Professor Kevin - ‘Three Bhārata Heroes: Karṇa ~ Bhīṣma ~ Kṛṣṇa in Epic Mahābhārata’
Professor McGrath begin his lecture with recitation of a Sanskrit shloka ‘mahābhāratam ākhyānaṃ yaḥ paṭhet susamāhitaḥ sa gacchet paramāṃ siddhim iti me nāsti saṃśayaḥ’. He began has lecture by asserting that the books I and XVIII of the poem make this claim repeatedly that a work of art perfects a human being. He then said that in his talk he will try to investigate this causal relation between Poetry and Human perfection.

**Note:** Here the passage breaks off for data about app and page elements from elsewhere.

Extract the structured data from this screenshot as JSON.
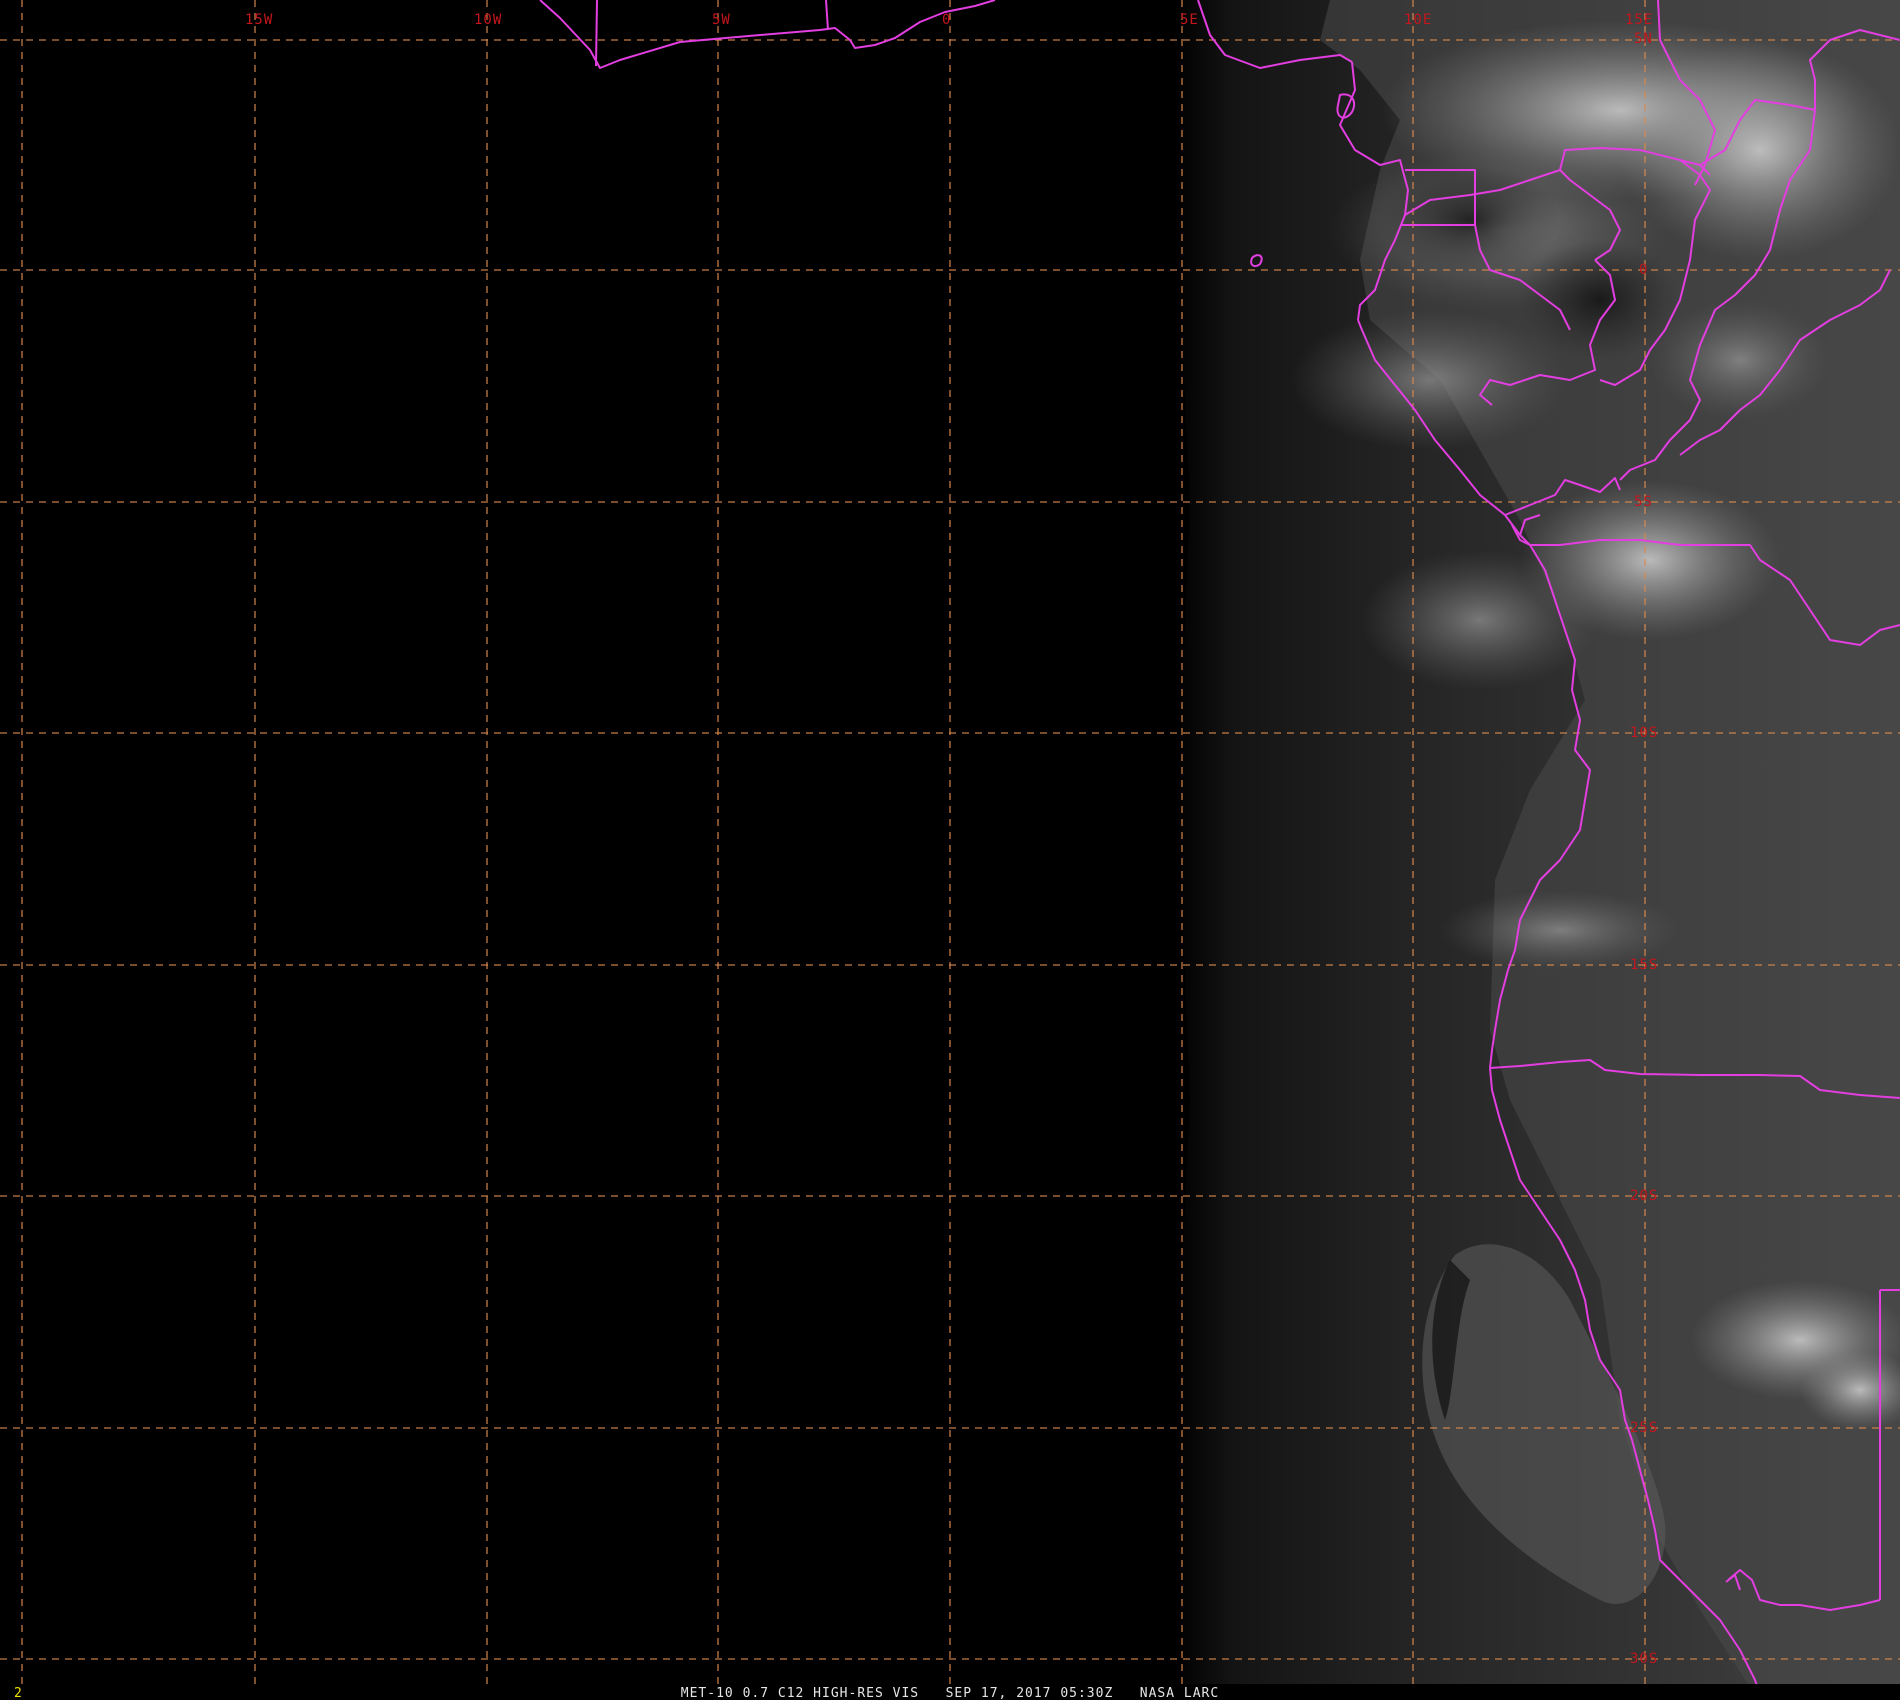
{
  "map": {
    "longitude_labels": [
      "15W",
      "10W",
      "5W",
      "0",
      "5E",
      "10E",
      "15E"
    ],
    "latitude_labels": [
      "5N",
      "0",
      "5S",
      "10S",
      "15S",
      "20S",
      "25S",
      "30S"
    ],
    "caption": "MET-10 0.7 C12 HIGH-RES VIS   SEP 17, 2017 05:30Z   NASA LARC",
    "frame_number": "2",
    "colors": {
      "background": "#000000",
      "graticule": "#d98a4e",
      "label": "#c4161c",
      "coastline": "#e23ee0",
      "caption": "#e6e6e6",
      "frame_number": "#f2e000"
    }
  }
}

Professor McGrath then explained that since the Heroes and heroines of the Mahābhārata suffer and die singing about their lives and ordeals possesses both moral and spiritual efficacy (that is what the poem is claiming). He then explained that the performance of the epic song is salutary, therapeutic, and healing for an audience. Professor McGrath explained that in the times when the world is suffering from a pandemic of Covid-19 this performance of the epic song becomes extremely pertinent.
He pointed out that in order to investigate how a work of art can contribute to human perfection he would like to focus on one word Kīrti (this is how the poem frequently refers to itself). Kīrti, he said, can be translated as fame and explained it further by saying that this fame is not in the manner of it being received rather this is a fame that is apprehended and it is substantial and epistemological. He then transmission of this Kīrti and explained that it leads to siddhi. In this process he began to talk about the three charioteers (Karṇa, Bhīṣma and Kṛṣṇa) who are central to the plot and explained how all three express or demonstrate an understanding of or affinity for yogic consciousness and it is this which leads to the production of fame (Kīrti) which is efficacious and thus conducing to human perfection: yoga, kīrti, siddhi.
The speaker for explaining Kīrti talks about the five points (1) Genealogy where he explained that Mahābhārata is composed in two fashions, inspiration and edition. In here he also explained the three inspirations and talked about the inspirations of Janamejaya, Saṃjaya and Vaiśaṃpāyana. (2) Time where he explained how heroes and heroines walk with deities, speak, dine, sometimes make love and how some are not fully human. Here he also explained how the poem is not specifically historical and thus the heroic age is an artificial retrospective synthesis of an ideally hypothetical time, incorporating fifteen hundred years of material and cultural experience also drawing from the archaic and from the classical. He then talked about the core plot and explained that the poem consists of many simultaneous narratives.
After explaining the two points began to speak about the first hero Karṇa and this he said is the third point. He explained him as a Sanskrit Hero, superhuman and ancient Indo-Āryan solar hero. While explaining to the audience briefly about the character and deeds of Karṇa he mentioned various incidents from the poem such as Karṇa’s actions which explains the generosity of kṣatriya, his dialogue with Indra in book III, his sacrifice of his earrings, kavaca and also he mentioned ŚASTRAYAJÑA thus explaining the heroism of Karṇa.
After explaining the character and deeds of Karṇa, Professor McGrath, spoke about second hero Bhīṣma. He talked about his character and deeds such as he is being the paramount warrior. He explained about the incident of his birth when divine speech uttered and his terrific name originates from sky, Bhīṣma. Explaining further he said that Bhīṣma like rival Karṇa was the displaced eldest son, he was like Vyāsa, the stepbrother of the same generation, he was like Pāṇḍavas he is half-human and also that his mother is a divinity.
After explaining the character and deeds of Bhīṣma, Professor McGrath, spoke about Dhyāna which is also the fourth point. Dhyāna he said was first used in Indian literature in the Bhīṣma parvan.
Professor McGrath then talked about the Plot and mentioned it as the fifth point. Here he explained instances such as Arghya, Silence at dicing/Draupadī, Śikhaṇḍin, effective yogic āhiṃsā and so on. It is in here he talked about the third hero Kṛṣṇa. He explained Kṛṣṇa as the superlative charioteer who discourses on extraordinary skills. Here he explored the plot, the tactics, the dual kingship and talked about Yogic telepathy.
In conclusion of his talk, Professor McGrath said that these expositions tell us that Causal relationship between Poetry and human perfectibility is intense and pertinent. He said that this process of examining Kīrti we looked at three heroes and understood how the origin of the poem is inspirational. He mentioned the presence of yoga and explained how it is intrinsically active at heart of heroic discourse, and that the Kīrti is therapeutic, healing. Professor McGrath then concluded by saying that the Bhārata is an extraordinary beauty which encapsulate the permanent and indestructible basic system of cosmos.